Q:  What are you doing now that you’ve graduated?

A: After graduating with a PhD in early 2008, I joined the US Department of Energy’s Pacific Northwest National Laboratory (PNNL) as a postdoctoral research fellow. I was transitioned into a permanent staff position in late 2009, and since then, I have been working as a research engineer, supporting many energy-efficiency and renewable-energy projects.

Q:  Were there any experiences at Tech that helped with your current success?

A: Many of the lessons I learned at Tech still guide me here at the laboratory. Being positive and persevering is extremely important as a research professional, and understanding the big picture when trying to solve a problem or when writing a research proposal is critical. My journey at Michigan Tech has taught me all of this to a significant extent.

Q:  Did your time in graduate school change (or shape) your life, and if so, how?

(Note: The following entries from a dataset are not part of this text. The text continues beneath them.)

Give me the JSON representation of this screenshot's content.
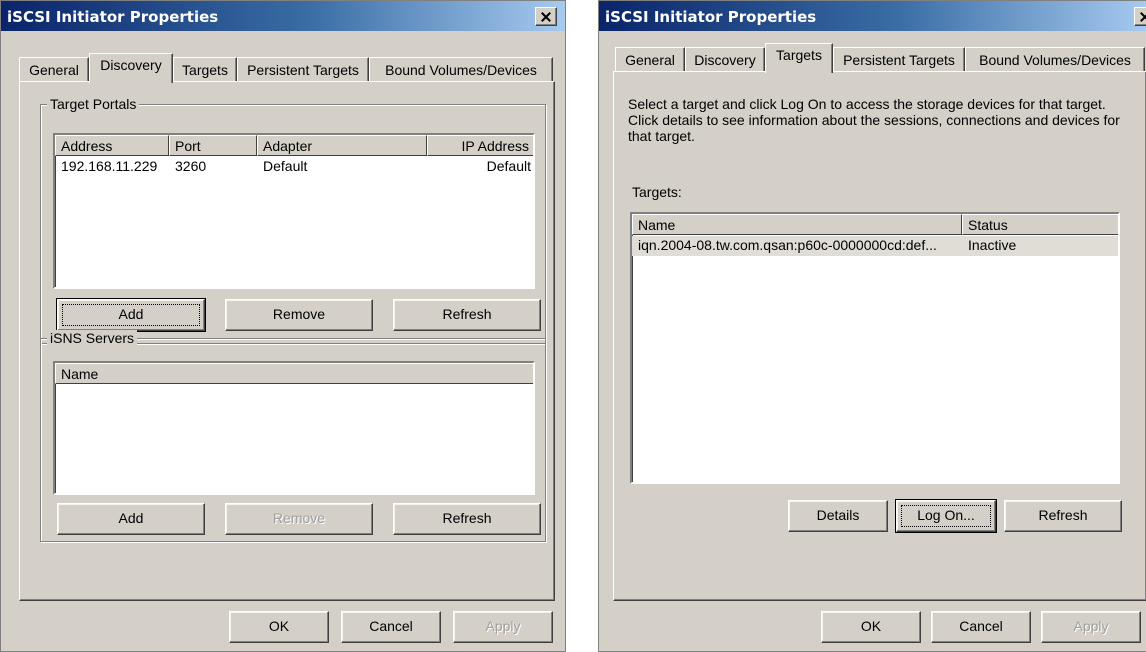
{
  "left_dialog": {
    "title": "iSCSI Initiator Properties",
    "tabs": [
      "General",
      "Discovery",
      "Targets",
      "Persistent Targets",
      "Bound Volumes/Devices"
    ],
    "active_tab": "Discovery",
    "target_portals": {
      "label": "Target Portals",
      "columns": [
        "Address",
        "Port",
        "Adapter",
        "IP Address"
      ],
      "rows": [
        [
          "192.168.11.229",
          "3260",
          "Default",
          "Default"
        ]
      ],
      "buttons": {
        "add": "Add",
        "remove": "Remove",
        "refresh": "Refresh"
      }
    },
    "isns_servers": {
      "label": "iSNS Servers",
      "columns": [
        "Name"
      ],
      "rows": [],
      "buttons": {
        "add": "Add",
        "remove": "Remove",
        "refresh": "Refresh"
      },
      "remove_disabled": true
    },
    "footer": {
      "ok": "OK",
      "cancel": "Cancel",
      "apply": "Apply"
    }
  },
  "right_dialog": {
    "title": "iSCSI Initiator Properties",
    "tabs": [
      "General",
      "Discovery",
      "Targets",
      "Persistent Targets",
      "Bound Volumes/Devices"
    ],
    "active_tab": "Targets",
    "description": "Select a target and click Log On to access the storage devices for that target. Click details to see information about the sessions, connections and devices for that target.",
    "targets_label": "Targets:",
    "targets": {
      "columns": [
        "Name",
        "Status"
      ],
      "rows": [
        [
          "iqn.2004-08.tw.com.qsan:p60c-0000000cd:def...",
          "Inactive"
        ]
      ]
    },
    "buttons": {
      "details": "Details",
      "log_on": "Log On...",
      "refresh": "Refresh"
    },
    "footer": {
      "ok": "OK",
      "cancel": "Cancel",
      "apply": "Apply"
    }
  }
}
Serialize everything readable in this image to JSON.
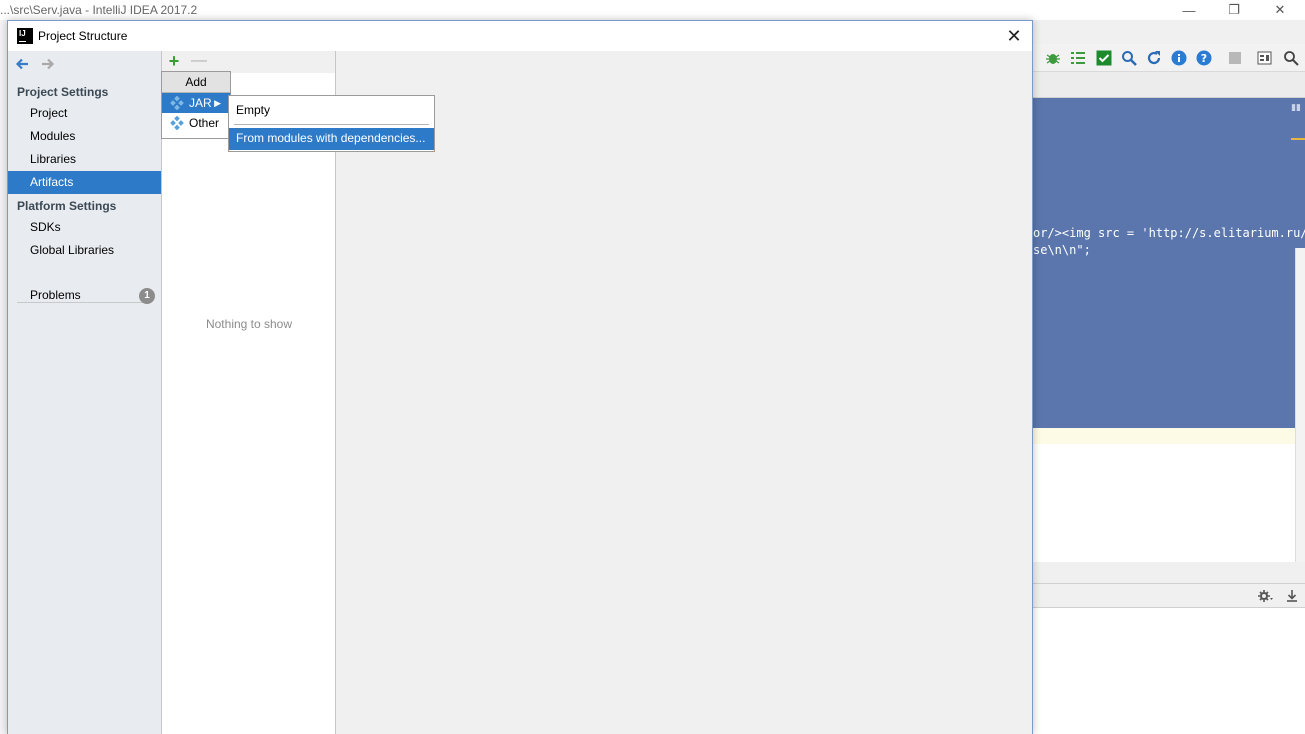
{
  "ide": {
    "title": "...\\src\\Serv.java - IntelliJ IDEA 2017.2",
    "window_controls": {
      "minimize": "—",
      "restore": "❐",
      "close": "✕"
    },
    "toolbar_icons": [
      "bug-icon",
      "list-icon",
      "check-icon",
      "find-icon",
      "refresh-icon",
      "info-icon",
      "help-icon",
      "stop-icon",
      "structure-icon",
      "search-icon"
    ],
    "code_lines": [
      "or/><img src = 'http://s.elitarium.ru/wp",
      "se\\n\\n\";"
    ],
    "console_toolbar_icons": [
      "settings-icon",
      "download-icon"
    ]
  },
  "dialog": {
    "title": "Project Structure",
    "close_glyph": "✕",
    "nav": {
      "back_glyph": "🡐",
      "forward_glyph": "🡒",
      "project_settings_label": "Project Settings",
      "project_settings_items": [
        "Project",
        "Modules",
        "Libraries",
        "Artifacts"
      ],
      "platform_settings_label": "Platform Settings",
      "platform_settings_items": [
        "SDKs",
        "Global Libraries"
      ],
      "problems_label": "Problems",
      "problems_count": "1",
      "selected_item": "Artifacts"
    },
    "list": {
      "add_glyph": "+",
      "remove_glyph": "—",
      "empty_text": "Nothing to show"
    },
    "add_popup": {
      "header": "Add",
      "items": [
        "JAR",
        "Other"
      ],
      "selected": "JAR"
    },
    "jar_submenu": {
      "items": [
        "Empty",
        "From modules with dependencies..."
      ],
      "selected": "From modules with dependencies..."
    }
  },
  "colors": {
    "selection": "#2d7ac9",
    "editor_bg": "#5b76ad",
    "nav_bg": "#e8ebef",
    "add_icon": "#3a9c35"
  }
}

A: Absolutely. I feel that I gained many additional qualifications, especially in proposal writing, while at Tech, and that surely has given me an edge over many PhD students who have graduated from other institutions—in terms of proposal-writing and project-management experience. Gaining such experience early on, while at Tech, has helped me immensely at PNNL, especially in initiating research with other organizations.

Q:  What advice would you give to first-year graduate students?

A: Follow your dreams while at Tech with complete passion, dedication, and perseverance, and I bet you will achieve more than what you initially aspire to do. Make sure you have the target in mind, and keep an eye on it all the time.